I recommend investing early skill points in combat (samurai skill tree, deflection arc), stealth and stand-off skills. Armour gives you multiple combat benefits and the 'mythic tales' (blue icons) grant new skills without the need to spend accumulated skill points. You don't have to grind the randomly occurring face-offs against wandering bandits, Mongolian patrols and samurai deserters because the main quests will throw out a lot of experience points that help you advance properly. However, it is still worth saving any captive citizens so that you find more places to gather upgrade materials and the like. You'll find the important goods such as silk, wax wood (you can get two of them in each Shinto shrine if you search carefully) and gold only after completing certain activities, so you have to be thoughtful about what to invest in early on.
In the first chapter, it's important to learn the four fighting styles to effectively battle different enemy types (once you've mastered a new style, heavy attacks break through an enemy's defences). You have to defeat multiple 'warlord' type enemies in order to unlock a new stance, but there is another way to boost your progress; infiltrate enemy camps quietly and keep an eye out for the heavily armoured soldiers who are actively training (this will most likely be the camp's leader). When Jin watches their martial arts prowess in action up close (hold down R2 to do so) your progress also increases. You don't have to worry too much about it, though, because in the course of the story these opponents will appear en masse. Still, it's nice to have them as early as possible.
While we are at it, duels against enemy swordsmen can get fairly difficult, so it is important to follow a few basic rules and bring the necessary skills with you to battle. Attacks that are indicated with a red flash of light should always be avoided, and you can only parry blue shimmering attacks if you unlocked the corresponding abilities in the samurai tree (in this case, deflection). It's a good idea to work towards these talents early on so that you have the upper hand in battles and don't get overwhelmed.

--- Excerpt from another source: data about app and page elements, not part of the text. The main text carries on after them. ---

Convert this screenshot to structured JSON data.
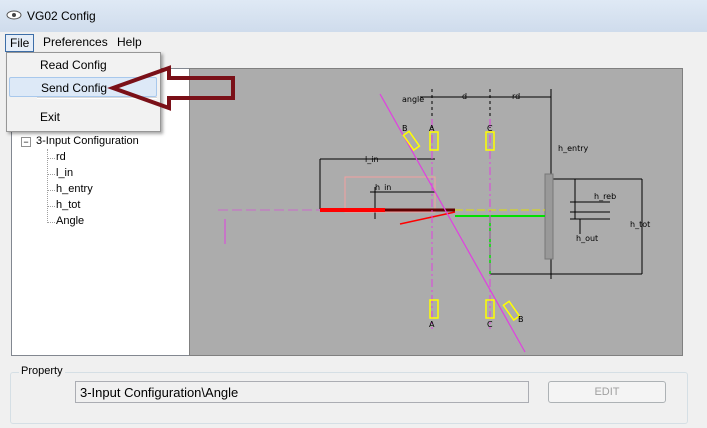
{
  "window": {
    "title": "VG02 Config",
    "icon": "eye-icon"
  },
  "menubar": {
    "file": "File",
    "preferences": "Preferences",
    "help": "Help"
  },
  "file_menu": {
    "items": [
      "Read Config",
      "Send Config",
      "Exit"
    ],
    "highlighted": "Send Config"
  },
  "tree": {
    "root": "3-Input Configuration",
    "children": [
      "rd",
      "l_in",
      "h_entry",
      "h_tot",
      "Angle"
    ]
  },
  "diagram": {
    "labels": {
      "angle": "angle",
      "d": "d",
      "rd": "rd",
      "l_in": "l_in",
      "h_in": "h_in",
      "h_entry": "h_entry",
      "h_reb": "h_reb",
      "h_out": "h_out",
      "h_tot": "h_tot",
      "A_top": "A",
      "C_top": "C",
      "B_top": "B",
      "A_bot": "A",
      "C_bot": "C",
      "B_bot": "B"
    }
  },
  "property": {
    "group_label": "Property",
    "value": "3-Input Configuration\\Angle",
    "edit_label": "EDIT",
    "edit_enabled": false
  },
  "colors": {
    "arrow": "#7a1018",
    "canvas_bg": "#acacac",
    "beam_red": "#ff0000",
    "beam_green": "#00e000",
    "beam_magenta": "#e040e0",
    "marker_yellow": "#ffff00"
  }
}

As soon as you have cleared all Mongolian camps in one region, all points of interest will be shown on the overview map. This way you can (with help of the Traveller's Attire) find all collectibles in the area you're currently in, even without the need to invest in skills that help you discover hot springs, Inari shrines, and so on and so forth. These passive bonuses are small and you can reach them much faster later on, so it's not really worth the time. If you climb up lookouts, just search for fox burrows (the yellow trees - they will turn reddish later) or for health-boosting hot springs (they are the red trees, but later on they can be recognised by their steam).
Shinto shrines and side-quests reward you with major and minor talismans that unlock very powerful passive effects. If you need a decent charm, I recommend the 'Charm of Okuninushi', which slowly restores your life outside of battle. This saves your reserve of 'Resolve' while you're exploring or lets you take a breather after you've cleared a part of an enemy camp. You'll find it in the Mending Rock Shrine located in Hiyoshi, southwest of Castle Kaneda on the Isonade coast.

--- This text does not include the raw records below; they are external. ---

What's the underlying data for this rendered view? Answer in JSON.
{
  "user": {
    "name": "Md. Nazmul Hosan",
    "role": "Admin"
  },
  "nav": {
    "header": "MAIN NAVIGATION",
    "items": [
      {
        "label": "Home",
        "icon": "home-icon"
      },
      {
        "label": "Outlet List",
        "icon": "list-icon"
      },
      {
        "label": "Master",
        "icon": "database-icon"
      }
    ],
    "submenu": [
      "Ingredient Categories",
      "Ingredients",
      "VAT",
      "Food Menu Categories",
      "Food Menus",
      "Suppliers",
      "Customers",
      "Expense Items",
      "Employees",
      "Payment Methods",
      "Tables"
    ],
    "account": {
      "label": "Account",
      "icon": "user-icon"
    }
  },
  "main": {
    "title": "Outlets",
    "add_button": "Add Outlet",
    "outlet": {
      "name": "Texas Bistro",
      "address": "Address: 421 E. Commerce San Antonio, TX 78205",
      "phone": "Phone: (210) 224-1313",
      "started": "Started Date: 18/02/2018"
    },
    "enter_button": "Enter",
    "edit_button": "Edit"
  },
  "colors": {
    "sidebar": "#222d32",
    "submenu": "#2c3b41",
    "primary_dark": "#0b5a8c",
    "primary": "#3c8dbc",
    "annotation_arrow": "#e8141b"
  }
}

One last thing: don't burn yourself out (that's also advice that Eirik shared in his review). You don't have to conquer all of Tsushima in one weekend, so take your time and enjoy taking in the stunning sights as you explore. For now, though, that's all the hints and tips we have for you, however, if you have any guiding words for other players, let us know in the comments below and help other samurai fulfil their duty. Now drive those Mongols and traitors away!